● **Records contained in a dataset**
--
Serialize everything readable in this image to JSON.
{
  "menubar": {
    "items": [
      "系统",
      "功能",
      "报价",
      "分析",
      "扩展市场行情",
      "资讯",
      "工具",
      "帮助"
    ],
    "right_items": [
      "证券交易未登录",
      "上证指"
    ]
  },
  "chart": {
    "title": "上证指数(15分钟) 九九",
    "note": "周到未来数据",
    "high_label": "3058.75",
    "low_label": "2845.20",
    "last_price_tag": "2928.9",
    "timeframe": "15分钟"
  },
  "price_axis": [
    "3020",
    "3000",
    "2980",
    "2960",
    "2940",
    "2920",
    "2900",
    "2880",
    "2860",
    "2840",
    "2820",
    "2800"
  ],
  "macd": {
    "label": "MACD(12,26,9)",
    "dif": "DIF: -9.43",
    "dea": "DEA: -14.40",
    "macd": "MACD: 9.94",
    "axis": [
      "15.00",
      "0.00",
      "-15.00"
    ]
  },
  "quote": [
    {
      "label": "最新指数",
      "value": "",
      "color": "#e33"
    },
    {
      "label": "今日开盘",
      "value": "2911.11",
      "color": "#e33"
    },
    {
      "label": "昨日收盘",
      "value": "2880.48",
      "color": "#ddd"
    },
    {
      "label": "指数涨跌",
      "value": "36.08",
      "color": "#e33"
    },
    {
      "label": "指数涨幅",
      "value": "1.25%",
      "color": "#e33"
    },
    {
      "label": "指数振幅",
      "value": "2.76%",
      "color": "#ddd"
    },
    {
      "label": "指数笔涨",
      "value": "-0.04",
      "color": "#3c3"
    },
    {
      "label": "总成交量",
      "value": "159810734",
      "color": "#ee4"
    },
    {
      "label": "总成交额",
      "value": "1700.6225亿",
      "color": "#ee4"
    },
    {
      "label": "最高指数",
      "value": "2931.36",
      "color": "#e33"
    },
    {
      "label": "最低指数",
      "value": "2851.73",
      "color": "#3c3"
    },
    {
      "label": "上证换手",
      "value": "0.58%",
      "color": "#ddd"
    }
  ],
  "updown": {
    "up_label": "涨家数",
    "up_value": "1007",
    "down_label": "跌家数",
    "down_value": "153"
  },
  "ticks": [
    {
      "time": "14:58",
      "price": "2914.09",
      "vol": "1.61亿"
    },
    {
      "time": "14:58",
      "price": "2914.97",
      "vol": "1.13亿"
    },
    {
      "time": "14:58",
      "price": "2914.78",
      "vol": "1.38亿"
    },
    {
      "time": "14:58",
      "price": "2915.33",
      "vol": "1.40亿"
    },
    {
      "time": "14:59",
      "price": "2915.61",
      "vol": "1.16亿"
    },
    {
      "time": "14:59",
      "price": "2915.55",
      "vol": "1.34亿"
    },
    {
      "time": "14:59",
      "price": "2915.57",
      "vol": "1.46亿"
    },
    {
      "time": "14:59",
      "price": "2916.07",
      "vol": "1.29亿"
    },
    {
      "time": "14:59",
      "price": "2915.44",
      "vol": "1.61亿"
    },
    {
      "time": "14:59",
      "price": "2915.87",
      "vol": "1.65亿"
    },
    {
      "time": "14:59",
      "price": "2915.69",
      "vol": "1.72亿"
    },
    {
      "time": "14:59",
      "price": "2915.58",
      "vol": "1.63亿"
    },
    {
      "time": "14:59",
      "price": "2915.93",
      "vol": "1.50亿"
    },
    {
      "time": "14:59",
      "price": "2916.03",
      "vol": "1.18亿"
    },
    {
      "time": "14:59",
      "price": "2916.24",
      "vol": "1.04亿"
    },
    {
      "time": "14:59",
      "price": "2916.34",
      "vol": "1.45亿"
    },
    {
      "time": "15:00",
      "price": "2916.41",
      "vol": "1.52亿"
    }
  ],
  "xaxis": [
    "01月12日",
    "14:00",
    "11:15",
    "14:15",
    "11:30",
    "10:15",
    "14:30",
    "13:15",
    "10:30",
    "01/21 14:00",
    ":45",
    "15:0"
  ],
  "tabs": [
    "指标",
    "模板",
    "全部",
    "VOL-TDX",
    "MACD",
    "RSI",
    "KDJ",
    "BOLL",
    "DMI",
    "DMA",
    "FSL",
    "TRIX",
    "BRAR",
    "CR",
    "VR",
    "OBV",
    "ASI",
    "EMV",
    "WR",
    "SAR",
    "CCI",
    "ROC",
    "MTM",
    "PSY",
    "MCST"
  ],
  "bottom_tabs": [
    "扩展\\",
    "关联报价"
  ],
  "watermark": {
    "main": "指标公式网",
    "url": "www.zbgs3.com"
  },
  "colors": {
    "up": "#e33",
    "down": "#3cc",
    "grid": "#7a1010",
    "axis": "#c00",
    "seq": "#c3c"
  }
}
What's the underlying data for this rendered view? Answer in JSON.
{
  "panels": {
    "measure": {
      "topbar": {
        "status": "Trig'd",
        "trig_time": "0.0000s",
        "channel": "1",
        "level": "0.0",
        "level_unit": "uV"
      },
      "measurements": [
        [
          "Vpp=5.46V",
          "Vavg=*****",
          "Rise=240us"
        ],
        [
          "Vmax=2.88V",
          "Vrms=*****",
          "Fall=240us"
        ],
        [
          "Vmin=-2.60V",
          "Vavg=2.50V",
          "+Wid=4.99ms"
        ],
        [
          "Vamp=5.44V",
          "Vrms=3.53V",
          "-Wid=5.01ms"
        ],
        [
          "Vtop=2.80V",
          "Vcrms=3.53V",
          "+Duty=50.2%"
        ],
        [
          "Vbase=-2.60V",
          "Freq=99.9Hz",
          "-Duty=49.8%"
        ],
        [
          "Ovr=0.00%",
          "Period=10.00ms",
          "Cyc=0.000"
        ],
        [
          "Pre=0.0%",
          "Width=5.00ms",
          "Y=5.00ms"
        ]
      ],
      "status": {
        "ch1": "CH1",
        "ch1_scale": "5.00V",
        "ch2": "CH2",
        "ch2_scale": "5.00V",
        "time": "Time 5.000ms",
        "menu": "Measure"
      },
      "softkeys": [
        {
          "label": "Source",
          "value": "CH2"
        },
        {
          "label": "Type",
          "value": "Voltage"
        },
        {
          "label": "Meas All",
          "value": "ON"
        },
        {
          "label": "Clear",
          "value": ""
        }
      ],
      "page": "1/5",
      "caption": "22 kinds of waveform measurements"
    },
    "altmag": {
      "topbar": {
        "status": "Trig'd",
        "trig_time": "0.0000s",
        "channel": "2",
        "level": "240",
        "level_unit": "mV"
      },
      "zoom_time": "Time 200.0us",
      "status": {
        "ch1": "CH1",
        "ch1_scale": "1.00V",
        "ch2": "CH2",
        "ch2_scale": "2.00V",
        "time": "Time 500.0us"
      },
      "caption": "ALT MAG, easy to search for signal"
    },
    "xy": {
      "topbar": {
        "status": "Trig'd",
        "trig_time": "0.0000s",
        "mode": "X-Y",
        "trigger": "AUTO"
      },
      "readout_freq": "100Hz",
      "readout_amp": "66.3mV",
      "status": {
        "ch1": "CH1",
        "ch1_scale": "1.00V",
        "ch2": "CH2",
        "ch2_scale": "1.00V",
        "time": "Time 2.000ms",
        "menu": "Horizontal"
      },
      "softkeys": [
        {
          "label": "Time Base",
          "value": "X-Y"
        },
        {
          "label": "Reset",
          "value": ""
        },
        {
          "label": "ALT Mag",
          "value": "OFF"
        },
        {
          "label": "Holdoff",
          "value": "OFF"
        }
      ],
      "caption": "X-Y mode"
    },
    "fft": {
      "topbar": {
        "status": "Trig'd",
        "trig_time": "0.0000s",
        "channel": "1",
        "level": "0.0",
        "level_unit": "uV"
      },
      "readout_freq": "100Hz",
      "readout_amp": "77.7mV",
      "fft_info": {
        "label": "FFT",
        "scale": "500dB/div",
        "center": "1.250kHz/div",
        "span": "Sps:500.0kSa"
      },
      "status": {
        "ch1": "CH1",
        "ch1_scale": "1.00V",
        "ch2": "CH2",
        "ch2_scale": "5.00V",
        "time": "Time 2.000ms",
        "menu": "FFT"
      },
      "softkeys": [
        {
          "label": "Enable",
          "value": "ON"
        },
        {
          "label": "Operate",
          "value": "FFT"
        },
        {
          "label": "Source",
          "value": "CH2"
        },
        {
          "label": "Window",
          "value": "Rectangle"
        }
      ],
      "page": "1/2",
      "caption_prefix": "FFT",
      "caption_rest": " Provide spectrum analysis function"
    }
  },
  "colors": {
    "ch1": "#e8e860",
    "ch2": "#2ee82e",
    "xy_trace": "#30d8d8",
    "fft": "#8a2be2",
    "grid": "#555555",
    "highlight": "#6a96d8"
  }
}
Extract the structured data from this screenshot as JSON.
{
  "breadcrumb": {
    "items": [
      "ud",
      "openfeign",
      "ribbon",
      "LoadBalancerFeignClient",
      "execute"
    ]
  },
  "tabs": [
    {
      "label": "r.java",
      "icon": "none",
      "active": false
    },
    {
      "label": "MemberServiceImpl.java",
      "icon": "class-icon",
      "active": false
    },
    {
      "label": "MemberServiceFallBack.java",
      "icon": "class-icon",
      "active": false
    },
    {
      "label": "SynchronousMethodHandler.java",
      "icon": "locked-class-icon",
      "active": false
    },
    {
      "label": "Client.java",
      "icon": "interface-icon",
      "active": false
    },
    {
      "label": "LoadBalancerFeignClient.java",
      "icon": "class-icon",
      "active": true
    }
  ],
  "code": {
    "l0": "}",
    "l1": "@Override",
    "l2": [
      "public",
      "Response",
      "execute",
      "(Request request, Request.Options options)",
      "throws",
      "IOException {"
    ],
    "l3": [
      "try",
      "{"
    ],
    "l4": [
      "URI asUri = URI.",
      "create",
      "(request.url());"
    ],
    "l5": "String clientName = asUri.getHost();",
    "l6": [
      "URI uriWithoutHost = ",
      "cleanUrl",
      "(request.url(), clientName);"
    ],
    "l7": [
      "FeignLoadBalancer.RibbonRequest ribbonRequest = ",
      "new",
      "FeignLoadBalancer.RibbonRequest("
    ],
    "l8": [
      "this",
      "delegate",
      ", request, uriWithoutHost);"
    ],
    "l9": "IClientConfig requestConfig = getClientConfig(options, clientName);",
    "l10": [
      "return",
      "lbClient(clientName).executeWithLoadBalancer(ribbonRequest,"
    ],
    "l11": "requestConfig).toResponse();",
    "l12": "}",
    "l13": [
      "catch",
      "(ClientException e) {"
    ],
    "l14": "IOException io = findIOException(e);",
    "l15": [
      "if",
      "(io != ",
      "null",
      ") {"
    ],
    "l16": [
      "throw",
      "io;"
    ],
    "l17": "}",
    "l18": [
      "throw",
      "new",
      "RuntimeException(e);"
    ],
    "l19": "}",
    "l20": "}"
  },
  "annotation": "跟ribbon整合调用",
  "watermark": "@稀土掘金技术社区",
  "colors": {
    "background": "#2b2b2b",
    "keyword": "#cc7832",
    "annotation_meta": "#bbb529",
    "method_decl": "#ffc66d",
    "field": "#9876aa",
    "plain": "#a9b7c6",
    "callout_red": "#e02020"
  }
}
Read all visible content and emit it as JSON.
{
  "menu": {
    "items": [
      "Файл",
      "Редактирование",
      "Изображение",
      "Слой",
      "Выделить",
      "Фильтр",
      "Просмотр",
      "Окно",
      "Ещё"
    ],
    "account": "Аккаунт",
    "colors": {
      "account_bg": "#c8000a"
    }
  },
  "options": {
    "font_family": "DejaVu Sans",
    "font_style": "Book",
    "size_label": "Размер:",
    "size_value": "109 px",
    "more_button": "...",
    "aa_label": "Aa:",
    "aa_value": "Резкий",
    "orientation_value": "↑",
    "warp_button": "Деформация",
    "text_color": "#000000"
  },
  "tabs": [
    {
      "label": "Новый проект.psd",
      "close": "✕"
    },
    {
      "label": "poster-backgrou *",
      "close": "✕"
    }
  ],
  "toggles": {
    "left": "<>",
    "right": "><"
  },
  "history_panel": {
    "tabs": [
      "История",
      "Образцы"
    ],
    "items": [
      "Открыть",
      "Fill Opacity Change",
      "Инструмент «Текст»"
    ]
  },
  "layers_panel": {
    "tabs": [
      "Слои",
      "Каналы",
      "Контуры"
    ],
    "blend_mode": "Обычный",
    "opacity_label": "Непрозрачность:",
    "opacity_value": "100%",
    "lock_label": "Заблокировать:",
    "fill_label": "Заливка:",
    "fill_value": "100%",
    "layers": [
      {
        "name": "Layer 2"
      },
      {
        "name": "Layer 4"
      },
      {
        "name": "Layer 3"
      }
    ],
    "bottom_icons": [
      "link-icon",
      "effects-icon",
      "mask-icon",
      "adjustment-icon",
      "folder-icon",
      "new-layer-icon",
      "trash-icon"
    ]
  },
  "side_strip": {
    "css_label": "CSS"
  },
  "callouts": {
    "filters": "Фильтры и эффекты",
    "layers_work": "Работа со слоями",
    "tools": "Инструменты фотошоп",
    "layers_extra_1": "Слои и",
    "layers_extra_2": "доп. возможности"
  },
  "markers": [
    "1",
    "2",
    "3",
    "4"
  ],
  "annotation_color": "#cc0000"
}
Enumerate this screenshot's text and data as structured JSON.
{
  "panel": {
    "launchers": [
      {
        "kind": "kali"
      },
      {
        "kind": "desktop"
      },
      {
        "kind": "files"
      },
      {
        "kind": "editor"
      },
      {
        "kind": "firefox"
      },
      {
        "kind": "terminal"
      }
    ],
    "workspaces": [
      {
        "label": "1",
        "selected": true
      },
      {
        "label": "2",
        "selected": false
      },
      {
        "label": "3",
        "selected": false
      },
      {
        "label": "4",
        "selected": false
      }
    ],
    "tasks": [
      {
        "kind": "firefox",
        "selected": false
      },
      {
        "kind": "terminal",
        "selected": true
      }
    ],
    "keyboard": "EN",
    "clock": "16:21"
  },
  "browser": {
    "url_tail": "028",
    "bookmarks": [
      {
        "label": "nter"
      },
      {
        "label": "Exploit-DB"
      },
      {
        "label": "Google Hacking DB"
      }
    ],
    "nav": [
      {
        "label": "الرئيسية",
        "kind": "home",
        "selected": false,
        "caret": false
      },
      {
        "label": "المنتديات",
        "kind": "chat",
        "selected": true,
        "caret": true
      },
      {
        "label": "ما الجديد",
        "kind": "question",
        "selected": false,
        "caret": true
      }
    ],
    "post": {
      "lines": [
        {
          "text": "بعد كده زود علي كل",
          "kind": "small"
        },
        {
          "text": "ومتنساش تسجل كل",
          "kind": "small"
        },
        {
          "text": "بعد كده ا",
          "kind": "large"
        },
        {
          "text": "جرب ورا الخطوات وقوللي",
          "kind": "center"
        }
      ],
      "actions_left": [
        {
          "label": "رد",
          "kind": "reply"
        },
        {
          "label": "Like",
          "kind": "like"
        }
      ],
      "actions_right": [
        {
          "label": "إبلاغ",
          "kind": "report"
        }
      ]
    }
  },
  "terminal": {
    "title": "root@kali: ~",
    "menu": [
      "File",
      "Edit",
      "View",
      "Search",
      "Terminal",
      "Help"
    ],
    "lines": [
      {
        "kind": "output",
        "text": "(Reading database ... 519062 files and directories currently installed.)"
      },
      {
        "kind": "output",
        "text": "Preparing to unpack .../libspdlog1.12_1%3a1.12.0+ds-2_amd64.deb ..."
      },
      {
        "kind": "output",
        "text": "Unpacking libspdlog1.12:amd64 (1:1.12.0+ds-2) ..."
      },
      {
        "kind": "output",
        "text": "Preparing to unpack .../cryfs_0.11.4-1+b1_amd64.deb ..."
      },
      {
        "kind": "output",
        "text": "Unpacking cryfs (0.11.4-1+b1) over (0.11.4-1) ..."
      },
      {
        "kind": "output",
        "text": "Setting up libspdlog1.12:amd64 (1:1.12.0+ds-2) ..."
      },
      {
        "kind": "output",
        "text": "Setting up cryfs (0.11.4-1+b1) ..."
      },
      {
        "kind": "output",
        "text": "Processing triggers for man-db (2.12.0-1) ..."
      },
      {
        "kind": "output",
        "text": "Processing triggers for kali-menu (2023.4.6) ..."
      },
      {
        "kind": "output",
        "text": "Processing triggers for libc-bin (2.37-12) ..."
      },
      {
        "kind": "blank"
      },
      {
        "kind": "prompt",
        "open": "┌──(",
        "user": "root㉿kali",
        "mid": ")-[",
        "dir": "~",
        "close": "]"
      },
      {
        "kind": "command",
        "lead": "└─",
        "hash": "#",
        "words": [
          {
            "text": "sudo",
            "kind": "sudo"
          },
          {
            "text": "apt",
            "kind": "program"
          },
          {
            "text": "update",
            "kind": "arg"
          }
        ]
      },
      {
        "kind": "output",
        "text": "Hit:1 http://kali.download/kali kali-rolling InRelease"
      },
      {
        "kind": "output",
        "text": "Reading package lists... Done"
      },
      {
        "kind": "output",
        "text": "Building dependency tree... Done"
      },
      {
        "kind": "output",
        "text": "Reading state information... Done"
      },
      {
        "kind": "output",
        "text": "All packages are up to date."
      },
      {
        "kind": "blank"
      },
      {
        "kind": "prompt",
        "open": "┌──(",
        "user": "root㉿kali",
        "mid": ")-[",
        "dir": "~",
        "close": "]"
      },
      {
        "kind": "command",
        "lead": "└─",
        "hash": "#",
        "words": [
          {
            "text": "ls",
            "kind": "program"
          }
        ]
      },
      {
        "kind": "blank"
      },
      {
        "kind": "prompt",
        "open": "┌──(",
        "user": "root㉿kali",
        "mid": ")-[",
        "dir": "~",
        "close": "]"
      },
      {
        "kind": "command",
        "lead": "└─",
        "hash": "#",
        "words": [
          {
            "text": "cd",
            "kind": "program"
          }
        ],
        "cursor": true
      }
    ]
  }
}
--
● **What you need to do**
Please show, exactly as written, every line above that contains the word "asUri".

● **Solution to this task**
      "URI asUri = URI.",
    "l5": "String clientName = asUri.getHost();",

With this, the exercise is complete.